Table 4, Example of a query about different kinds of objects

Then for each unknown additional constraints can be specified. Together they form a template or pattern that can be sarched for. Note that the search should include a search for subtypes of the specified kinds.

3. Requests and responses

Questions sometimes have a structure that is difficult to distinguish from statements. In spoken language they are usually distinguished by the tone, the melody of the sentence. In written language, usually a question mark is then added. Gellish supports such kinds of expressions by enabling the explicit expression of the ‘communication intent’ of the author of the expression. This enables to express various intentions, such as:

  • a question
  • a request
  • an answer
  • a confirmation
  • a denial
  • a promise
  • a declination
  • a statement
  • a probability
  • an acceptance
  • an ignorance
  • Note: The ‘allowed values’ for the intention can be found in the Gellish dictionary as qualitative kinds that are a qualitative subtype of ‘intention’ or one of its subtypes.

Such an ‘intention’ indicates whether or to what extent something is the case according to the author of the expression. In other words, it indicates the extent to which the relation expresses what is the case or it indicates the status of the process to become the case. This is called the “intention” of the proposition. So, an intention is a quality of an expression that thus can express not only that a proposition is a question, but it can also express that it is a confirmation, a probability, etc.

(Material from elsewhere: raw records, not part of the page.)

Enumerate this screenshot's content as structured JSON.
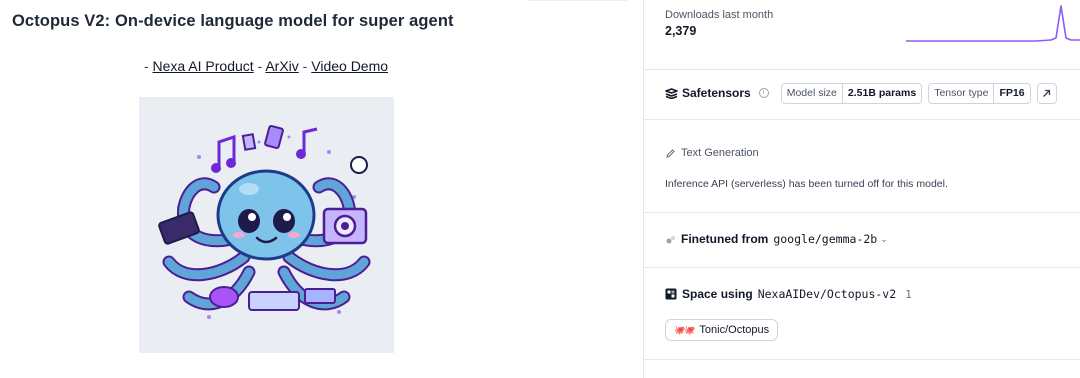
{
  "model_card": {
    "title": "Octopus V2: On-device language model for super agent",
    "links_prefix": "- ",
    "links": [
      {
        "label": "Nexa AI Product"
      },
      {
        "label": "ArXiv"
      },
      {
        "label": "Video Demo"
      }
    ],
    "link_separator": " - ",
    "hero_image_alt": "octopus illustration"
  },
  "downloads": {
    "label": "Downloads last month",
    "count": "2,379",
    "sparkline_color": "#8b5cf6"
  },
  "safetensors": {
    "icon": "safetensors-icon",
    "label": "Safetensors",
    "model_size_key": "Model size",
    "model_size_value": "2.51B params",
    "tensor_type_key": "Tensor type",
    "tensor_type_value": "FP16",
    "external_icon": "arrow-up-right-icon"
  },
  "inference": {
    "tag_icon": "pencil-icon",
    "tag": "Text Generation",
    "message": "Inference API (serverless) has been turned off for this model."
  },
  "finetuned": {
    "icon": "finetune-icon",
    "label": "Finetuned from",
    "model": "google/gemma-2b"
  },
  "spaces": {
    "icon": "spaces-icon",
    "label": "Space using",
    "repo": "NexaAIDev/Octopus-v2",
    "count": "1",
    "items": [
      {
        "label": "Tonic/Octopus",
        "emoji": "🐙🐙"
      }
    ]
  },
  "colors": {
    "accent_purple": "#8b5cf6",
    "border": "#e5e7eb",
    "hero_bg": "#eaeef3"
  }
}
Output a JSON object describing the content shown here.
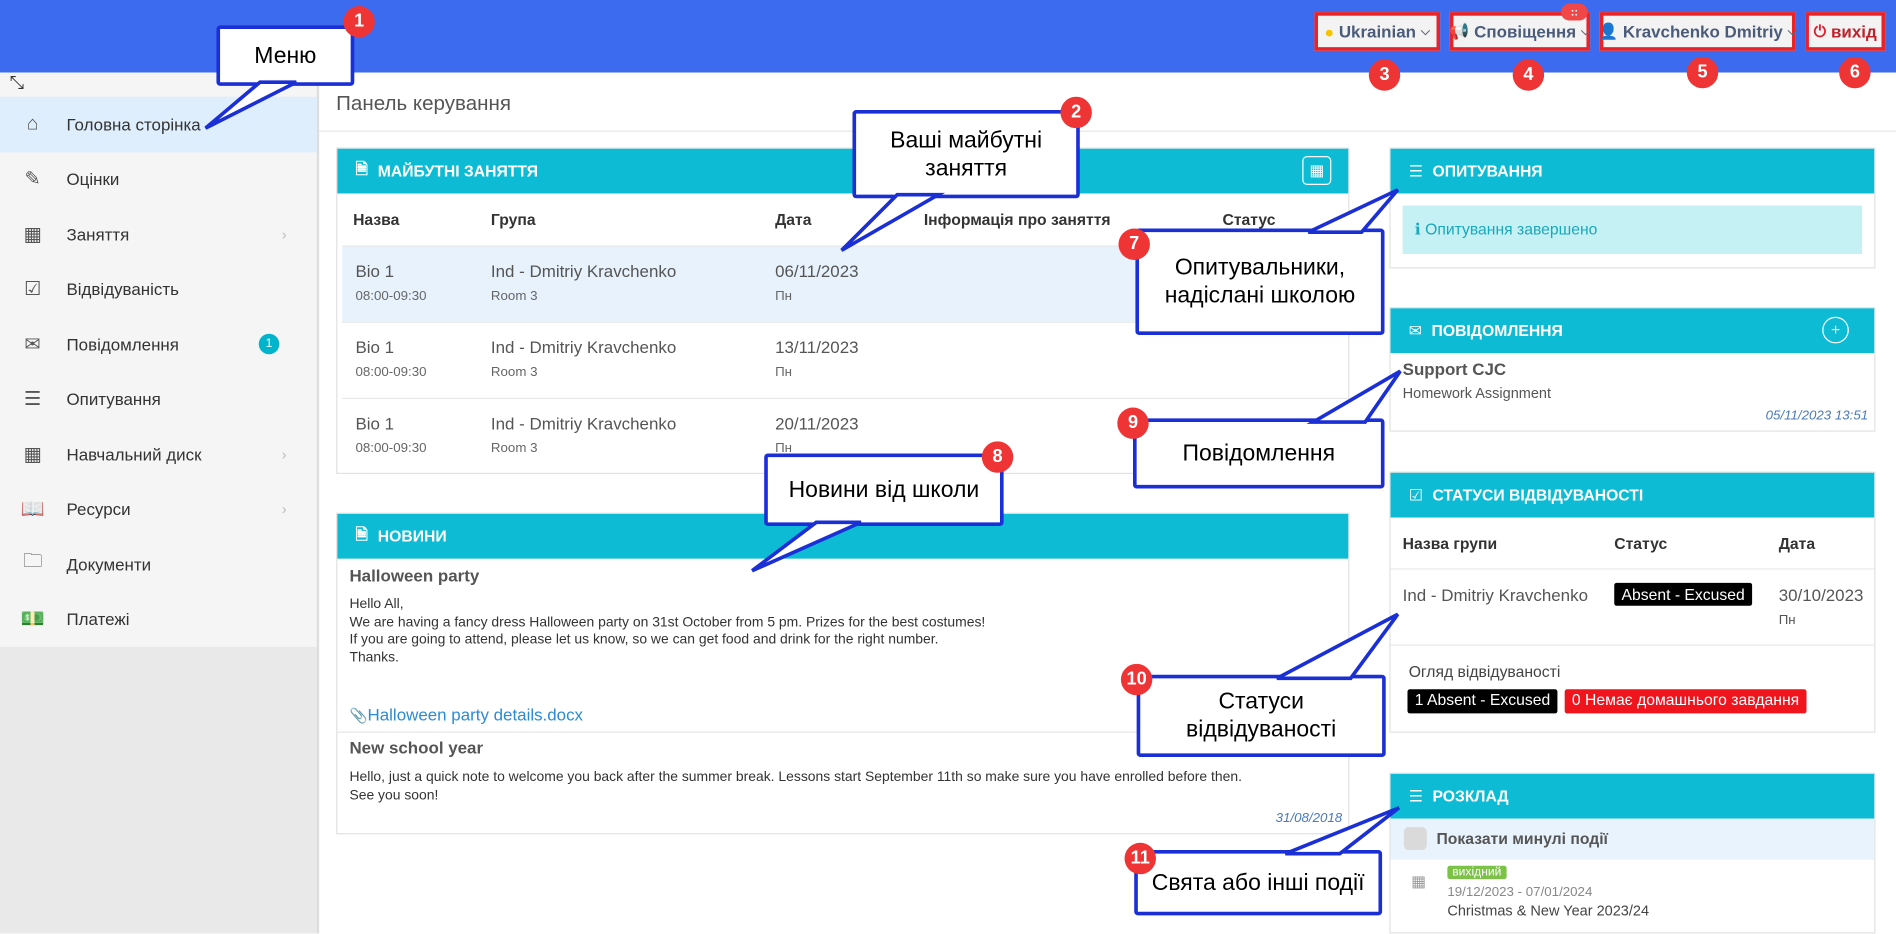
{
  "topbar": {
    "language": "Ukrainian",
    "notifications": "Сповіщення",
    "notif_badge": "::",
    "user": "Kravchenko Dmitriy",
    "logout": "вихід"
  },
  "sidebar": {
    "items": [
      {
        "label": "Головна сторінка",
        "icon": "home-icon"
      },
      {
        "label": "Оцінки",
        "icon": "grades-icon"
      },
      {
        "label": "Заняття",
        "icon": "calendar-icon"
      },
      {
        "label": "Відвідуваність",
        "icon": "checkbox-icon"
      },
      {
        "label": "Повідомлення",
        "icon": "envelope-icon",
        "badge": "1"
      },
      {
        "label": "Опитування",
        "icon": "survey-icon"
      },
      {
        "label": "Навчальний диск",
        "icon": "calendar-icon"
      },
      {
        "label": "Ресурси",
        "icon": "book-icon"
      },
      {
        "label": "Документи",
        "icon": "folder-icon"
      },
      {
        "label": "Платежі",
        "icon": "money-icon"
      }
    ]
  },
  "page_title": "Панель керування",
  "lessons": {
    "title": "МАЙБУТНІ ЗАНЯТТЯ",
    "columns": [
      "Назва",
      "Група",
      "Дата",
      "Інформація про заняття",
      "Статус"
    ],
    "rows": [
      {
        "name": "Bio 1",
        "time": "08:00-09:30",
        "group": "Ind - Dmitriy Kravchenko",
        "room": "Room 3",
        "date": "06/11/2023",
        "day": "Пн"
      },
      {
        "name": "Bio 1",
        "time": "08:00-09:30",
        "group": "Ind - Dmitriy Kravchenko",
        "room": "Room 3",
        "date": "13/11/2023",
        "day": "Пн"
      },
      {
        "name": "Bio 1",
        "time": "08:00-09:30",
        "group": "Ind - Dmitriy Kravchenko",
        "room": "Room 3",
        "date": "20/11/2023",
        "day": "Пн"
      }
    ]
  },
  "news": {
    "title": "НОВИНИ",
    "items": [
      {
        "title": "Halloween party",
        "body": "Hello All,\nWe are having a fancy dress Halloween party on 31st October from 5 pm. Prizes for the best costumes!\nIf you are going to attend, please let us know, so we can get food and drink for the right number.\nThanks.",
        "attachment": "Halloween party details.docx"
      },
      {
        "title": "New school year",
        "body": "Hello, just a quick note to welcome you back after the summer break. Lessons start September 11th so make sure you have enrolled before then.\nSee you soon!",
        "date": "31/08/2018"
      }
    ]
  },
  "surveys": {
    "title": "ОПИТУВАННЯ",
    "alert": "Опитування завершено"
  },
  "messages": {
    "title": "ПОВІДОМЛЕННЯ",
    "sender": "Support CJC",
    "subject": "Homework Assignment",
    "date": "05/11/2023 13:51"
  },
  "attendance": {
    "title": "СТАТУСИ ВІДВІДУВАНОСТІ",
    "columns": [
      "Назва групи",
      "Статус",
      "Дата"
    ],
    "row": {
      "group": "Ind - Dmitriy Kravchenko",
      "status": "Absent - Excused",
      "date": "30/10/2023",
      "day": "Пн"
    },
    "overview_label": "Огляд відвідуваності",
    "overview": [
      "1 Absent - Excused",
      "0 Немає домашнього завдання"
    ]
  },
  "schedule": {
    "title": "РОЗКЛАД",
    "show_past": "Показати минулі події",
    "event": {
      "tag": "вихідний",
      "dates": "19/12/2023 - 07/01/2024",
      "name": "Christmas & New Year 2023/24"
    }
  },
  "callouts": [
    {
      "num": "1",
      "text": "Меню"
    },
    {
      "num": "2",
      "text": "Ваші майбутні заняття"
    },
    {
      "num": "3"
    },
    {
      "num": "4"
    },
    {
      "num": "5"
    },
    {
      "num": "6"
    },
    {
      "num": "7",
      "text": "Опитувальники, надіслані школою"
    },
    {
      "num": "8",
      "text": "Новини від школи"
    },
    {
      "num": "9",
      "text": "Повідомлення"
    },
    {
      "num": "10",
      "text": "Статуси відвідуваності"
    },
    {
      "num": "11",
      "text": "Свята або інші події"
    }
  ],
  "colors": {
    "topbar": "#3c6bf0",
    "panel_header": "#0dbcd4",
    "callout_border": "#1b2fd6",
    "marker": "#ee3434"
  }
}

For example, the flowing table contains a proposition with the intent to be a questions and the same proposition that is qualified as a confirmation:

Intention Name of left hand object Name of relation type Name of right hand object
question P-1 is classified as a pump
confirmation P-1 is classified as a pump

Table 5, Examples of expressions about intentions of a proposition, without unknown objects
Note that the second expression is a response to the first expression. The confirmation is correct also when P-1 is actually classified as a subtype of pump, such as being classified as a centrifugal pump.
The example illustrates that basically the same expression can be used for different purposes in a communication. We can also say that this implies that the above two lines express two different ideas or opinions about the same fact.

4. Author, date and time of ideas

The ‘author’ and the moment of creation of an idea such as a question or an answer can be added as contextual facts to Gellish expressions. A Gellish expression table has dedicated columns for that: the date-time of creation and the originator (of the latest change) of the expression. There are many ways in which a date-time can be expressed. Gellish uses the standard ISO 8601 convention to make the date-time unambiguously computer interpretable. A user interface may convert and present it in any notation.
For example:

Intention Name of left hand object Name of kind of relation Name of right hand object Date of creation of idea (start of validity) Date of latest change Author (of latest change) Source or reference
question P-1 is classified as a pump 2007-08-20 2007-08-20 John Doe
confirmation P-1 is classified as a pump 2007-08-20 2007-08-20 Andrew my database

Table 6, Example of a question and a confirmation by an explicit author at a particular date, without unknown objects

Continue with Gellish Semantic Web